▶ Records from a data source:
——————————
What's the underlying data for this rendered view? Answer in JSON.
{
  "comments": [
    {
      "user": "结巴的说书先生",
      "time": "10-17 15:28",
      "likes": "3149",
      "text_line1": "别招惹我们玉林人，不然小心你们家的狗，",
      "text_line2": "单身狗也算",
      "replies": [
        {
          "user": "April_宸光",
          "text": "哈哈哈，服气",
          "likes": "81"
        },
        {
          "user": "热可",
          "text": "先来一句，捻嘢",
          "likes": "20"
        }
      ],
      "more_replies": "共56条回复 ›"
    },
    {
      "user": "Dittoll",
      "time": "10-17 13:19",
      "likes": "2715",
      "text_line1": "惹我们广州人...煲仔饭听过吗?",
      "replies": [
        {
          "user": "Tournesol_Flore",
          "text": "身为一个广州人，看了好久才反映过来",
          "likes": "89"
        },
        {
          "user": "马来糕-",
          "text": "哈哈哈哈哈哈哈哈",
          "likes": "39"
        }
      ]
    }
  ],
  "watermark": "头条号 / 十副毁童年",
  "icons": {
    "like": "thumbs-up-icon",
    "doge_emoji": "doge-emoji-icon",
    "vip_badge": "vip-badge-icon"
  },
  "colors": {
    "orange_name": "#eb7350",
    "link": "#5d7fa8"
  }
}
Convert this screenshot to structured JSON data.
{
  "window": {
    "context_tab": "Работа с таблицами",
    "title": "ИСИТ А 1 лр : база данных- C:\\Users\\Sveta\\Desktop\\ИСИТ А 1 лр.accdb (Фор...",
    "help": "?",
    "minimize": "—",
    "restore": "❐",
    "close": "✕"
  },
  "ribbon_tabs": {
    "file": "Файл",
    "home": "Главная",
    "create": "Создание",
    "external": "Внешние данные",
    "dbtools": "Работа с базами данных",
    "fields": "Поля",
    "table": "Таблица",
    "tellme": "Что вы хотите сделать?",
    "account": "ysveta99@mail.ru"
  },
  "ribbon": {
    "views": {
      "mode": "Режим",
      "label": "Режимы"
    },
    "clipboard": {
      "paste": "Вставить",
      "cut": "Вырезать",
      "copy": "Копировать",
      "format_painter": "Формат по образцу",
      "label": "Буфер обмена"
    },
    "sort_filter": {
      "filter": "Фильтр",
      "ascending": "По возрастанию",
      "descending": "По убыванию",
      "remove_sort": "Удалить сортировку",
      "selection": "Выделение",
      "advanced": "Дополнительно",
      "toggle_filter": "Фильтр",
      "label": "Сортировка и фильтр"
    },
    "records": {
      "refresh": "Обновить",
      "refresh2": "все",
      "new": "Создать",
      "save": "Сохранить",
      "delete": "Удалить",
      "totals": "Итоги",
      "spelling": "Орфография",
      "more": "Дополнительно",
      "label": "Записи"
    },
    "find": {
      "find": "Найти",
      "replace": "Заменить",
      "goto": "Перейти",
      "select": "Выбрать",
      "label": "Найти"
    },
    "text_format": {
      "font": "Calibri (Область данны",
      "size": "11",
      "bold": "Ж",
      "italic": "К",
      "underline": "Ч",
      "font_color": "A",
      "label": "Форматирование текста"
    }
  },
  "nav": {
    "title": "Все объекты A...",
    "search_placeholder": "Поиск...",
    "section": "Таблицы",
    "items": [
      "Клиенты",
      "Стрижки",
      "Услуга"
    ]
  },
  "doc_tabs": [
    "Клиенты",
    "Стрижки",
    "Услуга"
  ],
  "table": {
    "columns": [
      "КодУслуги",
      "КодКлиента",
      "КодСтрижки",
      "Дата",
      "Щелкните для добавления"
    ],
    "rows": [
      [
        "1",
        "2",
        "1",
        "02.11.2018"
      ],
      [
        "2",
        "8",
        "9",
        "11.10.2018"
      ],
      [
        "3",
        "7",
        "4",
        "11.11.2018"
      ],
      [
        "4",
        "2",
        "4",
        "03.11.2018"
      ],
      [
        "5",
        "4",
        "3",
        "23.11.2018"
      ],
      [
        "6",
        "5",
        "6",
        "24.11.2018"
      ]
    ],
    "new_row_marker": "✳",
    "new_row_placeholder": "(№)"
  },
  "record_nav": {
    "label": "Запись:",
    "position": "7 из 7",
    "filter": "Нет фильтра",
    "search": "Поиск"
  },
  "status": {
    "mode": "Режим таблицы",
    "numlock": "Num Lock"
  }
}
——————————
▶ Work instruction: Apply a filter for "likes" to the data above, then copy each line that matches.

▶ Response box:
      "likes": "3149",
          "likes": "81"
          "likes": "20"
      "likes": "2715",
          "likes": "89"
          "likes": "39"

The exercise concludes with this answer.